Items from a data source
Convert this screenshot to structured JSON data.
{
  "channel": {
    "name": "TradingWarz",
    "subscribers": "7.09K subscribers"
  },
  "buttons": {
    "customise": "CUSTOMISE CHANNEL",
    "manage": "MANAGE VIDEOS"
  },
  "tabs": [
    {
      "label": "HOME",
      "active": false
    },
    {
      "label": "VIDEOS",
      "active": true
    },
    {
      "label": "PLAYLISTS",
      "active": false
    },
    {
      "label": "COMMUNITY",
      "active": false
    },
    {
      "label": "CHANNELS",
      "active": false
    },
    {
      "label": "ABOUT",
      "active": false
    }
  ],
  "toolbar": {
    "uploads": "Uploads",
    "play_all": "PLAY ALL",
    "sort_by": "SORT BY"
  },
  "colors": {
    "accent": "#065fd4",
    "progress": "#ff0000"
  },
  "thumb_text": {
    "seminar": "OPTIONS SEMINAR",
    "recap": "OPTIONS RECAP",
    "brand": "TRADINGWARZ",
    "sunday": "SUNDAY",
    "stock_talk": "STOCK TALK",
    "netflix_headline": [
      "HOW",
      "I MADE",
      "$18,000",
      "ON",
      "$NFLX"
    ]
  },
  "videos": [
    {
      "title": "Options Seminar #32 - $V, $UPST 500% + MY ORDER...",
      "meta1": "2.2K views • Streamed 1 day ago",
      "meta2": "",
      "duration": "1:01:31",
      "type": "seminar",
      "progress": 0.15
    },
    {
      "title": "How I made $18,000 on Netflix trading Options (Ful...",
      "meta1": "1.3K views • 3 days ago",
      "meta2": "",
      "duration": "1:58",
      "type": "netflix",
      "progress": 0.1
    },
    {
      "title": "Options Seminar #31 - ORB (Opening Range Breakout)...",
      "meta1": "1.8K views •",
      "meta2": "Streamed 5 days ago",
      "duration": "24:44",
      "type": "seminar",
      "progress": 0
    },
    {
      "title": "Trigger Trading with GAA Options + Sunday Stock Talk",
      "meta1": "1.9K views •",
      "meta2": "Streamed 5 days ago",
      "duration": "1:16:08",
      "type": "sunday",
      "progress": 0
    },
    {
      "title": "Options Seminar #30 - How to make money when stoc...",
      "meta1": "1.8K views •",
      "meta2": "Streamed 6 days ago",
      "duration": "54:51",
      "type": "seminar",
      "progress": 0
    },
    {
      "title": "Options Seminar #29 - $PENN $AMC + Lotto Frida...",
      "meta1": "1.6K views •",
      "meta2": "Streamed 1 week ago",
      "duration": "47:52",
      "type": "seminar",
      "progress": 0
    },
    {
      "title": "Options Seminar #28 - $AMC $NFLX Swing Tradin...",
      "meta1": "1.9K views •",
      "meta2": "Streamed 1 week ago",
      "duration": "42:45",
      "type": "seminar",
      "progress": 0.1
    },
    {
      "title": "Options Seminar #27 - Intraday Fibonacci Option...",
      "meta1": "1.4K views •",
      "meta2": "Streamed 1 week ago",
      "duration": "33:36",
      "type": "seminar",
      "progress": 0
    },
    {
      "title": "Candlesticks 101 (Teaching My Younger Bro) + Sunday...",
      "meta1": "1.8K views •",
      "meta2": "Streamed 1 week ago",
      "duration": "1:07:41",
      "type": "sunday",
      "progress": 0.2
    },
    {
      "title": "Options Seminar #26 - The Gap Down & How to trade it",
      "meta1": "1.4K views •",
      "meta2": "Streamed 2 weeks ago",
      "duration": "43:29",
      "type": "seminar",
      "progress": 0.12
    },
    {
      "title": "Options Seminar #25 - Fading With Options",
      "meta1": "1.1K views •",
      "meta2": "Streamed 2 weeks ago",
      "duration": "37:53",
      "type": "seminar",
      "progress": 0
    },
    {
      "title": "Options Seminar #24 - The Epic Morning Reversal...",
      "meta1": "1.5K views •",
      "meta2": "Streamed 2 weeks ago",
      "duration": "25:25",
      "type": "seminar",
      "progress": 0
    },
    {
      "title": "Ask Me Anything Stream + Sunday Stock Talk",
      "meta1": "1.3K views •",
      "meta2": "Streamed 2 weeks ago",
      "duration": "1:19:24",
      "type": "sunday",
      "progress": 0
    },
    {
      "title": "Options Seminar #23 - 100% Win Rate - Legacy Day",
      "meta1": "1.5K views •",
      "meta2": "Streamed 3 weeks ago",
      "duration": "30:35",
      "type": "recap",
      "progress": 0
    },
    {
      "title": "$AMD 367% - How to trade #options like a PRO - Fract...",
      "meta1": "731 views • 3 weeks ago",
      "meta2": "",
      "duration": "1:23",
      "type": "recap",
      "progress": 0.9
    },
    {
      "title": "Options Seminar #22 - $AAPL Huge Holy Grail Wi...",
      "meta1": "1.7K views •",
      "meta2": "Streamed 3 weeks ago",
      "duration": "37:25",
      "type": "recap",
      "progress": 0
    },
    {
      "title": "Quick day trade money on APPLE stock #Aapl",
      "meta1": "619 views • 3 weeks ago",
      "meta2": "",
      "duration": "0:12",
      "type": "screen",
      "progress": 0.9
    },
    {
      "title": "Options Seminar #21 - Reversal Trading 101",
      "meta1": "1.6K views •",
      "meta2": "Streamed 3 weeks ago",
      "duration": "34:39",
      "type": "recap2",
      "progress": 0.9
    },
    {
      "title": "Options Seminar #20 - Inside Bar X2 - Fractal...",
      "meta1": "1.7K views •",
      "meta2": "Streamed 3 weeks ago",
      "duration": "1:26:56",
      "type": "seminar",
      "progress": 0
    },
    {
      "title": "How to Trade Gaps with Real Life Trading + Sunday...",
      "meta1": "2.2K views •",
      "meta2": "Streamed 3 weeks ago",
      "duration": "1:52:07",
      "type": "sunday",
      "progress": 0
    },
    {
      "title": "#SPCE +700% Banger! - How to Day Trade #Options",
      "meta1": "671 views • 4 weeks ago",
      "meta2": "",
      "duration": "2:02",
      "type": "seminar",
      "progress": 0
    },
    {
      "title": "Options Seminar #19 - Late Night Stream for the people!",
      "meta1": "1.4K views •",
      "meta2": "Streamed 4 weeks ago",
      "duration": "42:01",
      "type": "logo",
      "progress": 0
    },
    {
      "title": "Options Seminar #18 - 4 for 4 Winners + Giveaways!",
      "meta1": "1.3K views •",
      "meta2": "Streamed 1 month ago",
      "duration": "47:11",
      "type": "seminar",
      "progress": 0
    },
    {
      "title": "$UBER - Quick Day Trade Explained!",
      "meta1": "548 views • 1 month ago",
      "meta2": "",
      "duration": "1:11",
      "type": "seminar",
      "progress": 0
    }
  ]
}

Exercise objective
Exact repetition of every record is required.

Final answer
Convert this screenshot to structured JSON data.
{
  "channel": {
    "name": "TradingWarz",
    "subscribers": "7.09K subscribers"
  },
  "buttons": {
    "customise": "CUSTOMISE CHANNEL",
    "manage": "MANAGE VIDEOS"
  },
  "tabs": [
    {
      "label": "HOME",
      "active": false
    },
    {
      "label": "VIDEOS",
      "active": true
    },
    {
      "label": "PLAYLISTS",
      "active": false
    },
    {
      "label": "COMMUNITY",
      "active": false
    },
    {
      "label": "CHANNELS",
      "active": false
    },
    {
      "label": "ABOUT",
      "active": false
    }
  ],
  "toolbar": {
    "uploads": "Uploads",
    "play_all": "PLAY ALL",
    "sort_by": "SORT BY"
  },
  "colors": {
    "accent": "#065fd4",
    "progress": "#ff0000"
  },
  "thumb_text": {
    "seminar": "OPTIONS SEMINAR",
    "recap": "OPTIONS RECAP",
    "brand": "TRADINGWARZ",
    "sunday": "SUNDAY",
    "stock_talk": "STOCK TALK",
    "netflix_headline": [
      "HOW",
      "I MADE",
      "$18,000",
      "ON",
      "$NFLX"
    ]
  },
  "videos": [
    {
      "title": "Options Seminar #32 - $V, $UPST 500% + MY ORDER...",
      "meta1": "2.2K views • Streamed 1 day ago",
      "meta2": "",
      "duration": "1:01:31",
      "type": "seminar",
      "progress": 0.15
    },
    {
      "title": "How I made $18,000 on Netflix trading Options (Ful...",
      "meta1": "1.3K views • 3 days ago",
      "meta2": "",
      "duration": "1:58",
      "type": "netflix",
      "progress": 0.1
    },
    {
      "title": "Options Seminar #31 - ORB (Opening Range Breakout)...",
      "meta1": "1.8K views •",
      "meta2": "Streamed 5 days ago",
      "duration": "24:44",
      "type": "seminar",
      "progress": 0
    },
    {
      "title": "Trigger Trading with GAA Options + Sunday Stock Talk",
      "meta1": "1.9K views •",
      "meta2": "Streamed 5 days ago",
      "duration": "1:16:08",
      "type": "sunday",
      "progress": 0
    },
    {
      "title": "Options Seminar #30 - How to make money when stoc...",
      "meta1": "1.8K views •",
      "meta2": "Streamed 6 days ago",
      "duration": "54:51",
      "type": "seminar",
      "progress": 0
    },
    {
      "title": "Options Seminar #29 - $PENN $AMC + Lotto Frida...",
      "meta1": "1.6K views •",
      "meta2": "Streamed 1 week ago",
      "duration": "47:52",
      "type": "seminar",
      "progress": 0
    },
    {
      "title": "Options Seminar #28 - $AMC $NFLX Swing Tradin...",
      "meta1": "1.9K views •",
      "meta2": "Streamed 1 week ago",
      "duration": "42:45",
      "type": "seminar",
      "progress": 0.1
    },
    {
      "title": "Options Seminar #27 - Intraday Fibonacci Option...",
      "meta1": "1.4K views •",
      "meta2": "Streamed 1 week ago",
      "duration": "33:36",
      "type": "seminar",
      "progress": 0
    },
    {
      "title": "Candlesticks 101 (Teaching My Younger Bro) + Sunday...",
      "meta1": "1.8K views •",
      "meta2": "Streamed 1 week ago",
      "duration": "1:07:41",
      "type": "sunday",
      "progress": 0.2
    },
    {
      "title": "Options Seminar #26 - The Gap Down & How to trade it",
      "meta1": "1.4K views •",
      "meta2": "Streamed 2 weeks ago",
      "duration": "43:29",
      "type": "seminar",
      "progress": 0.12
    },
    {
      "title": "Options Seminar #25 - Fading With Options",
      "meta1": "1.1K views •",
      "meta2": "Streamed 2 weeks ago",
      "duration": "37:53",
      "type": "seminar",
      "progress": 0
    },
    {
      "title": "Options Seminar #24 - The Epic Morning Reversal...",
      "meta1": "1.5K views •",
      "meta2": "Streamed 2 weeks ago",
      "duration": "25:25",
      "type": "seminar",
      "progress": 0
    },
    {
      "title": "Ask Me Anything Stream + Sunday Stock Talk",
      "meta1": "1.3K views •",
      "meta2": "Streamed 2 weeks ago",
      "duration": "1:19:24",
      "type": "sunday",
      "progress": 0
    },
    {
      "title": "Options Seminar #23 - 100% Win Rate - Legacy Day",
      "meta1": "1.5K views •",
      "meta2": "Streamed 3 weeks ago",
      "duration": "30:35",
      "type": "recap",
      "progress": 0
    },
    {
      "title": "$AMD 367% - How to trade #options like a PRO - Fract...",
      "meta1": "731 views • 3 weeks ago",
      "meta2": "",
      "duration": "1:23",
      "type": "recap",
      "progress": 0.9
    },
    {
      "title": "Options Seminar #22 - $AAPL Huge Holy Grail Wi...",
      "meta1": "1.7K views •",
      "meta2": "Streamed 3 weeks ago",
      "duration": "37:25",
      "type": "recap",
      "progress": 0
    },
    {
      "title": "Quick day trade money on APPLE stock #Aapl",
      "meta1": "619 views • 3 weeks ago",
      "meta2": "",
      "duration": "0:12",
      "type": "screen",
      "progress": 0.9
    },
    {
      "title": "Options Seminar #21 - Reversal Trading 101",
      "meta1": "1.6K views •",
      "meta2": "Streamed 3 weeks ago",
      "duration": "34:39",
      "type": "recap2",
      "progress": 0.9
    },
    {
      "title": "Options Seminar #20 - Inside Bar X2 - Fractal...",
      "meta1": "1.7K views •",
      "meta2": "Streamed 3 weeks ago",
      "duration": "1:26:56",
      "type": "seminar",
      "progress": 0
    },
    {
      "title": "How to Trade Gaps with Real Life Trading + Sunday...",
      "meta1": "2.2K views •",
      "meta2": "Streamed 3 weeks ago",
      "duration": "1:52:07",
      "type": "sunday",
      "progress": 0
    },
    {
      "title": "#SPCE +700% Banger! - How to Day Trade #Options",
      "meta1": "671 views • 4 weeks ago",
      "meta2": "",
      "duration": "2:02",
      "type": "seminar",
      "progress": 0
    },
    {
      "title": "Options Seminar #19 - Late Night Stream for the people!",
      "meta1": "1.4K views •",
      "meta2": "Streamed 4 weeks ago",
      "duration": "42:01",
      "type": "logo",
      "progress": 0
    },
    {
      "title": "Options Seminar #18 - 4 for 4 Winners + Giveaways!",
      "meta1": "1.3K views •",
      "meta2": "Streamed 1 month ago",
      "duration": "47:11",
      "type": "seminar",
      "progress": 0
    },
    {
      "title": "$UBER - Quick Day Trade Explained!",
      "meta1": "548 views • 1 month ago",
      "meta2": "",
      "duration": "1:11",
      "type": "seminar",
      "progress": 0
    }
  ]
}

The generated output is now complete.